ARB (no RCT)

“Most of the evidence demonstrated that first-line low-dose thiazides reduce mortality and morbidity (stroke, heart attack and heart failure). No other drug class improved health outcomes better than low-dose thiazides, and beta-blockers and high-dose thiazides were inferior. Low-dose thiazides should be the first choice drug in most patients with elevated blood pressure. Fortunately, thiazides are also very inexpensive.”

Tools for Practice: “Is hydrochlorothiazide the best thiazide diuretic for hypertension?” http://www.acfp.ca/Portals/0/docs/TFP/20120206_092015.pdf

Cochrane: “Calcium channel blockers versus other classes of drugs for hypertension” http://www.ncbi.nlm.nih.gov/pubmed/20687074 

Cochrane: “Beta-blockers for hypertension” http://summaries.cochrane.org/CD002003/beta-blockers-for-hypertension

“Angiotensin receptor blockers versus ACE inhibitors: prevention of death and myocardial infarction in high-risk populations”. http://www.ncbi.nlm.nih.gov/pubmed/15701766

“Angiotensin-converting enzyme inhibitors (ACEIs), not angiotensin receptor blockers (ARBs), are preferred and effective mode of therapy in high cardiovascular risk patients.” http://www.ncbi.nlm.nih.gov/pubmed/19810392

What time should a patient take the blood pressure medications?
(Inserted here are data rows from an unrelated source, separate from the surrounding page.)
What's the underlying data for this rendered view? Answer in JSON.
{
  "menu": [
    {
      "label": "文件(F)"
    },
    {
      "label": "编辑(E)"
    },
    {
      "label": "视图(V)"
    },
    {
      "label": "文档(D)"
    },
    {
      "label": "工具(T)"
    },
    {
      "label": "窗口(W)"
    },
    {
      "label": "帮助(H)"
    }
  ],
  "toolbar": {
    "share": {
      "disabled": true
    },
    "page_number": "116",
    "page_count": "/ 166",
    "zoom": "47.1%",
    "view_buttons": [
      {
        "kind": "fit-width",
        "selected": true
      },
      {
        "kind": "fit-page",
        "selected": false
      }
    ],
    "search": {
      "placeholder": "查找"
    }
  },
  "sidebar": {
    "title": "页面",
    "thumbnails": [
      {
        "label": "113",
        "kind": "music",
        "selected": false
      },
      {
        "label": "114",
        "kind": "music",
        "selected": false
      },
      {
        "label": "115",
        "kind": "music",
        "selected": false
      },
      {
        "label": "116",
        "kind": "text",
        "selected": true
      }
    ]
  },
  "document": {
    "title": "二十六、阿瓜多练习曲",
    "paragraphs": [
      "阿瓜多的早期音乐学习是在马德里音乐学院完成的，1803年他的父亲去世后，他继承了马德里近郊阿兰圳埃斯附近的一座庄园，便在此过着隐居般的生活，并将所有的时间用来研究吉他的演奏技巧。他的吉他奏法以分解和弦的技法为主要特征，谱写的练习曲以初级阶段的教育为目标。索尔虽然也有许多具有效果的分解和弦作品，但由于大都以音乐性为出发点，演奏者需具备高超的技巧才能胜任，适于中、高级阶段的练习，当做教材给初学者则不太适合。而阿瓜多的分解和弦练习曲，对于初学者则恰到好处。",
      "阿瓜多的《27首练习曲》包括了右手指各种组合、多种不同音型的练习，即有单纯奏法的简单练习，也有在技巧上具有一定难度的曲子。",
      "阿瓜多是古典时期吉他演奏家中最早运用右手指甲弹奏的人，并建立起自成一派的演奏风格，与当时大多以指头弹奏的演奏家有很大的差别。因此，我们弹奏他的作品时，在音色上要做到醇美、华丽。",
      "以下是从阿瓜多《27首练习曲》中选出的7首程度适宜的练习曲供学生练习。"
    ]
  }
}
Tools for practice: “Taking blood pressure-lowering medications at night” http://www.acfp.ca/Portals/0/docs/TFP/20120109_102035.pdf

“Taking one or more BP meds before bed may potentially help reduce cardiovascular risk but due to limitations of the evidence, strong recommendations are difficult.”

MAPEC trialhttp://www.ncbi.nlm.nih.gov/pubmed/20854139

Side note about confidence interval worship

I mentioned how a statistically insignificant risk reduction in stroke could actually be clinically significant. Check out this article by Dr McCormack et al on “How confidence intervals become confusion intervals” on this very topic. http://www.ncbi.nlm.nih.gov/pmc/articles/PMC3818447/

(Originally published on January 18, 2014.)

Hypertension 3: antihypertensives

Listen to Tina the pharmacist discuss the 5 first-line antihypertensives:

  1. Thiazides
  2. ACE Inhibitors
  3. Angiotensin Receptor Blockers
  4. Beta Blockers
  5. Calcium Channel Blockers

She lists the mechanism of action, dosing, side effects, drug interactions, and cautionary notes of each drug classes and their representative drug.

This episode is wrapped up with Billy’s summary of the learning points from the 3-episode series on Hypertension:

  • essential hypertension is a diagnosis of exclusion. we need to consider treatable causes of hypertension especially for people who do not have the usual risk factors.
  • diagnosing a patient with hypertension is a careful process. for those without comorbidities or cardiovascular treatment, it can take a many as 5 visits averaging a BP of 140/90 to make a diagnosis. use home BP measurement if you suspect white coat hypertension.
  • the treatment threshold for uncomplicated patients is 160/100, and threshold for those with end organ damage or increased CV risk is 140/90.
  • a trial of lifestyle management to control BP is appropriate for most uncomplicated patients. it should always be a part of the management plan even for those who are on medication.
  • Treatment target is 140/90, unless the patient has diabetes, for this the threshold is 130/80.
  • For an elderly patient above 80 yo, systolic treatment target is 150
  • the first line agents are thiazides, ACEI, ARB, BB, and CCB. specific agents may be indicated for specific comorbidities
  • antihypertensive are among the most commonly used medications, but one must not forget that they carry many potentially serious side effects and can interact with other medications. when in doubt, consult your favorite pharmacist

Hypertension 2: CHEP 2013 Guideline cont.

We looked to the CHEP guidelines again for their recommendations on hypertension treatment thresholds, targets, lifestyle management, pharmacologic treatments, and suggested medications for specific comorbidities.

Treatment guidelines on CHEP:
http://www.hypertension.ca/chep

DASH diet:
http://www.heartandstroke.com/site/c.ikIQLcMWJtE/b.3862329/k.4F4/Healthy_living__The_DASH_Diet_to_lower_blood_pressure.htm